►

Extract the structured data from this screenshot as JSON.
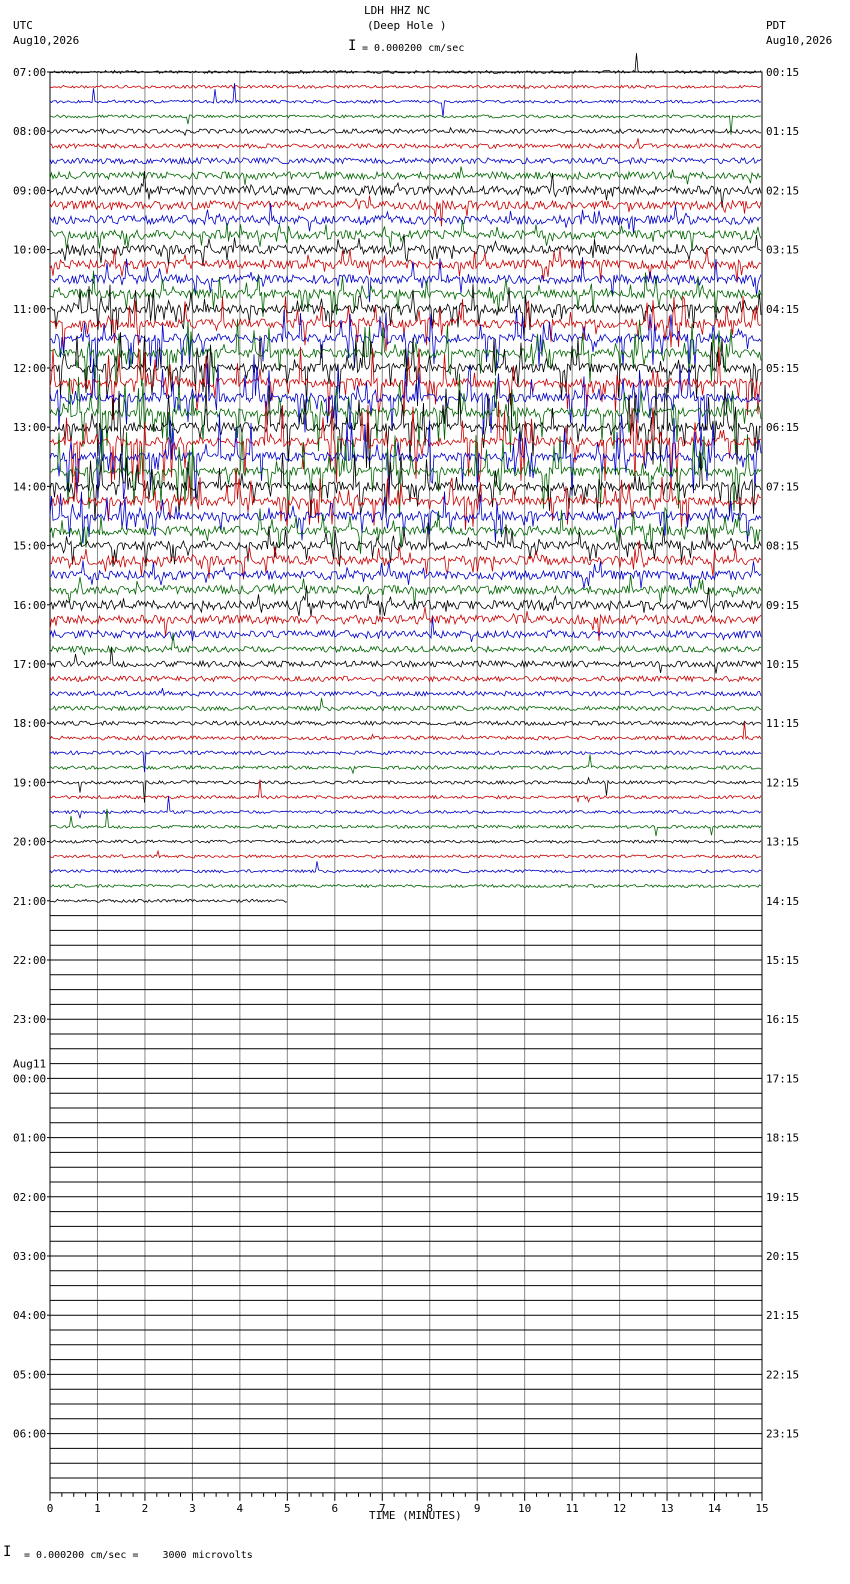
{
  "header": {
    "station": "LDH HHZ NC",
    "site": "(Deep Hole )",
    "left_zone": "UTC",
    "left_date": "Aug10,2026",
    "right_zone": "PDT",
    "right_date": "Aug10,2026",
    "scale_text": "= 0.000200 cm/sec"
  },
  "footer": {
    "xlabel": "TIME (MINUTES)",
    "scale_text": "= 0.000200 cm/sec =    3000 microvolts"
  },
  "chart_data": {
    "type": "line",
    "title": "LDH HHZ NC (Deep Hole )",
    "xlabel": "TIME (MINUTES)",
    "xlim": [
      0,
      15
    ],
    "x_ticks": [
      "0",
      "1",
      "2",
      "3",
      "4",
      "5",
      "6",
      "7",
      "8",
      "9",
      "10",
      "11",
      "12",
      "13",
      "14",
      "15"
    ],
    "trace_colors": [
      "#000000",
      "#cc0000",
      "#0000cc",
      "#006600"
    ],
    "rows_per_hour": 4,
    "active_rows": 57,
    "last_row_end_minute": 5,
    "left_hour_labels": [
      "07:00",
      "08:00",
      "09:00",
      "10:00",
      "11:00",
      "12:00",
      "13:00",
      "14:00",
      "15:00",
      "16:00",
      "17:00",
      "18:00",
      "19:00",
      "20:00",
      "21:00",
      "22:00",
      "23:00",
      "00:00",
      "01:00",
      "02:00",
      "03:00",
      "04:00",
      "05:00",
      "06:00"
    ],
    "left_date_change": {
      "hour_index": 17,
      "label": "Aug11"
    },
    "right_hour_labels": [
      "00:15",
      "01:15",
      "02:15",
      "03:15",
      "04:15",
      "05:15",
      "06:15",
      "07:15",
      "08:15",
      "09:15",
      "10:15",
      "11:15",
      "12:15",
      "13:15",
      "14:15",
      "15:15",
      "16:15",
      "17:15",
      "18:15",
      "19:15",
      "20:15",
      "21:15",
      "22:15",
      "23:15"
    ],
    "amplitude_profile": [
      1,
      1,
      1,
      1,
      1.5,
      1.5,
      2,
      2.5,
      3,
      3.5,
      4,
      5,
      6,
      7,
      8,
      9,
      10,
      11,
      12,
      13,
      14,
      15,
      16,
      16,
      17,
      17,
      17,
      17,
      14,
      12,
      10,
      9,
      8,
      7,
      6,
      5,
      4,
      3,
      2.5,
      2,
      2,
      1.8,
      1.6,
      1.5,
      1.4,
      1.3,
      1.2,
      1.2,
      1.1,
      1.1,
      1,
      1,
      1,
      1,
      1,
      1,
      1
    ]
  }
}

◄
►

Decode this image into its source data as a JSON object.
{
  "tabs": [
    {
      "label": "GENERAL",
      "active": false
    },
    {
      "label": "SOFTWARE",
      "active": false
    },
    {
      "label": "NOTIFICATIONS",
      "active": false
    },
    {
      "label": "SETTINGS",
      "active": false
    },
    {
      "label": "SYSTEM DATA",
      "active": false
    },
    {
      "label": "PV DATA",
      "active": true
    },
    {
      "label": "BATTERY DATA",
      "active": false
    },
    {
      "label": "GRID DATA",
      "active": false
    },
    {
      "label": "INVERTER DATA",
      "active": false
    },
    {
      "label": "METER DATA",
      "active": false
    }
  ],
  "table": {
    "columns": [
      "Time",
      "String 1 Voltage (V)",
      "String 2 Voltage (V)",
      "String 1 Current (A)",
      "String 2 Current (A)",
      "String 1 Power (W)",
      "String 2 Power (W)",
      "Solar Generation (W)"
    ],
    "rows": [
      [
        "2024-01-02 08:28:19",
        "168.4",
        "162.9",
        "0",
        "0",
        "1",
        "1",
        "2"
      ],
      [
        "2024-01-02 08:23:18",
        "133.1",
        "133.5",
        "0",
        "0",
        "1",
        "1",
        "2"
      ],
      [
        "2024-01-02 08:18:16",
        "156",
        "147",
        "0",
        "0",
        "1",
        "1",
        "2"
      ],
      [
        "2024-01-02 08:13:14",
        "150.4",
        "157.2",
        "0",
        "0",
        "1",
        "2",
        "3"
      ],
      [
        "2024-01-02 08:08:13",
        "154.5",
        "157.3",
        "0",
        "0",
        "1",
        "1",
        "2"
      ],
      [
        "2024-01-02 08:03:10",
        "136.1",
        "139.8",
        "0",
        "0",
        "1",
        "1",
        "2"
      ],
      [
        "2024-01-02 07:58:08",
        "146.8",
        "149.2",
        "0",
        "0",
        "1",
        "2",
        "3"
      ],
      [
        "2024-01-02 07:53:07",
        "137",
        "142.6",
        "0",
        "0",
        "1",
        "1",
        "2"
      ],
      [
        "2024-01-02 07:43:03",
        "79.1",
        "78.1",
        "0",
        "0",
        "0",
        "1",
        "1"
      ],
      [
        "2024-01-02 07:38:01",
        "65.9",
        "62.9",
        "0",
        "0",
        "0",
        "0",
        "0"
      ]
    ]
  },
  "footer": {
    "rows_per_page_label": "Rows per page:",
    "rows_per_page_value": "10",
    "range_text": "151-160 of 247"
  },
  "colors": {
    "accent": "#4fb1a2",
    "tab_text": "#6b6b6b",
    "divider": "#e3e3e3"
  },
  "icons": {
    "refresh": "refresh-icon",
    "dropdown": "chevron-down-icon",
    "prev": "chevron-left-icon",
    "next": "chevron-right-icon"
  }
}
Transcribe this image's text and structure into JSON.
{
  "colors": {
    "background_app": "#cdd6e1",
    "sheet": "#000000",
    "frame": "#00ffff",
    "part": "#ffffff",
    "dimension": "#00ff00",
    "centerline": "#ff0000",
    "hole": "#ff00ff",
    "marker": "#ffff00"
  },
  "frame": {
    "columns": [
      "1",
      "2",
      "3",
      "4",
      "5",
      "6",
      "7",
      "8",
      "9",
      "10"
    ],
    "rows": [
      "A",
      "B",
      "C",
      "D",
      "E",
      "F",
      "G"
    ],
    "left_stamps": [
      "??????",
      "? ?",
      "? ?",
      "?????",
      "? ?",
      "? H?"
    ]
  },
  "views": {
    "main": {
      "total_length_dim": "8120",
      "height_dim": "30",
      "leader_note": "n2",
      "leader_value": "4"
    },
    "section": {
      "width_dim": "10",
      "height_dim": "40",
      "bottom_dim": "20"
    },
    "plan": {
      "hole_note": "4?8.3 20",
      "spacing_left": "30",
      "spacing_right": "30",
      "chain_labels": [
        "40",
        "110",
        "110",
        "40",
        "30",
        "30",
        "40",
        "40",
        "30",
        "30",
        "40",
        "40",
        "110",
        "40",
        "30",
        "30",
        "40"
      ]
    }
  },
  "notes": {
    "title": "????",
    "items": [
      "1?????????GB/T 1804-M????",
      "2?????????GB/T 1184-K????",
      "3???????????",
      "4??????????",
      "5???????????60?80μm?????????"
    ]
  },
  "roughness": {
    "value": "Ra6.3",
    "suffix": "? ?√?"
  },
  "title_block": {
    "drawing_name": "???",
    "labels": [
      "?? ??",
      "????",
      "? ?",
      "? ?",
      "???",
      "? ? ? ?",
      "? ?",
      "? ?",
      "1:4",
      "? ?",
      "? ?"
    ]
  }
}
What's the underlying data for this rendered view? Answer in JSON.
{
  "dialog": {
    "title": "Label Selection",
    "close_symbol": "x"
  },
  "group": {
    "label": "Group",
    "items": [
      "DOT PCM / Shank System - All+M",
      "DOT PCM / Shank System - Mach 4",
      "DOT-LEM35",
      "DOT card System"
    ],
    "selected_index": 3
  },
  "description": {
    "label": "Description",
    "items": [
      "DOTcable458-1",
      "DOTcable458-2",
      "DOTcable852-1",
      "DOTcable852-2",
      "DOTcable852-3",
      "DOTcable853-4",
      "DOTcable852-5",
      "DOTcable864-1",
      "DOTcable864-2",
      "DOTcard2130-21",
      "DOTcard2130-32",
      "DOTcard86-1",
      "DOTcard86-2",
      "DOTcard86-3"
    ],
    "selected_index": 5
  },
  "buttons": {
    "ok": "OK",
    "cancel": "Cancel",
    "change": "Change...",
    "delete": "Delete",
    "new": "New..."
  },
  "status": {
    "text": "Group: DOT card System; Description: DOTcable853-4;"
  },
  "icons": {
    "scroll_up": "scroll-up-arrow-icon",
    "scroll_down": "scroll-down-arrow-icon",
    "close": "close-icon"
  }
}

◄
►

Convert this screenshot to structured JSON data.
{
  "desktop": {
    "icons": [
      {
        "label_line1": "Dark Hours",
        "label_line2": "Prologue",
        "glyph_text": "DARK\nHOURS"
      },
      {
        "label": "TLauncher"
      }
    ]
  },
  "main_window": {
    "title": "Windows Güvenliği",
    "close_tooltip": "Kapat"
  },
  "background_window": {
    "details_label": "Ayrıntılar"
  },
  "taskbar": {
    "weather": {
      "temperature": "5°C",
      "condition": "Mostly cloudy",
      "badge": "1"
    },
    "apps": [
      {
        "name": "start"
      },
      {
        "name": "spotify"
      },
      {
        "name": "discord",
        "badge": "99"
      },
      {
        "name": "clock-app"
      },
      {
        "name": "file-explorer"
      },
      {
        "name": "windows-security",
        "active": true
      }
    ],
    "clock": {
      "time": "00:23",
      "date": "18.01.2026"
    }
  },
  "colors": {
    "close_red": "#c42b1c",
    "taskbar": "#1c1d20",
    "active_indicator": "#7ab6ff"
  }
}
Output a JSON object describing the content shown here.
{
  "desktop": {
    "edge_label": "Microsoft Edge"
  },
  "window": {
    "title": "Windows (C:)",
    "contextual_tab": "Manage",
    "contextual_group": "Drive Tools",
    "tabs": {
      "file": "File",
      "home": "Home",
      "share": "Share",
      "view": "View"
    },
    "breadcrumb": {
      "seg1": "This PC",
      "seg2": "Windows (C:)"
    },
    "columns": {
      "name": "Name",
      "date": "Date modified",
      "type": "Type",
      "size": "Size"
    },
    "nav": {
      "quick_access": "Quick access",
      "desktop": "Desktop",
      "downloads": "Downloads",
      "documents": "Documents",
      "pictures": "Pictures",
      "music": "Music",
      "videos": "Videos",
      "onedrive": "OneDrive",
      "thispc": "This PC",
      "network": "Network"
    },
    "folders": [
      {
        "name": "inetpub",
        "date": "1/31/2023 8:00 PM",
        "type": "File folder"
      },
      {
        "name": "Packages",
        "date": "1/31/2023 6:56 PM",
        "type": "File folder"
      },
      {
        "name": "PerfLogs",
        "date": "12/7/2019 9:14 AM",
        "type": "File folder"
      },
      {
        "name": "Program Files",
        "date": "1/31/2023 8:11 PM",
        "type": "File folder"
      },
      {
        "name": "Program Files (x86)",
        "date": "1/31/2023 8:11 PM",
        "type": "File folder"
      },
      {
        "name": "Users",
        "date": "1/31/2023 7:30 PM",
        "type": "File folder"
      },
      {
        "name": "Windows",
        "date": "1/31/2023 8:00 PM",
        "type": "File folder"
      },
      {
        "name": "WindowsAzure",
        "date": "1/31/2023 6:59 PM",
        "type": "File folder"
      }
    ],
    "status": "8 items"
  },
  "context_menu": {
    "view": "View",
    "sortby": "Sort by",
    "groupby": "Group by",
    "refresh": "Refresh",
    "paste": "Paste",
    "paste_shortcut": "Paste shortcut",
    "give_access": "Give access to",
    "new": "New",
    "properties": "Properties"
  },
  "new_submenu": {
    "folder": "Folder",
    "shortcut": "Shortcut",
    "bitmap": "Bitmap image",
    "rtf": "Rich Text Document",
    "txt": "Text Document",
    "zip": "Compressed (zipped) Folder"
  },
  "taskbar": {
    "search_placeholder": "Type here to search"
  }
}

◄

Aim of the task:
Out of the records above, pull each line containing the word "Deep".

Result below:
    "site": "(Deep Hole )",
    "title": "LDH HHZ NC (Deep Hole )",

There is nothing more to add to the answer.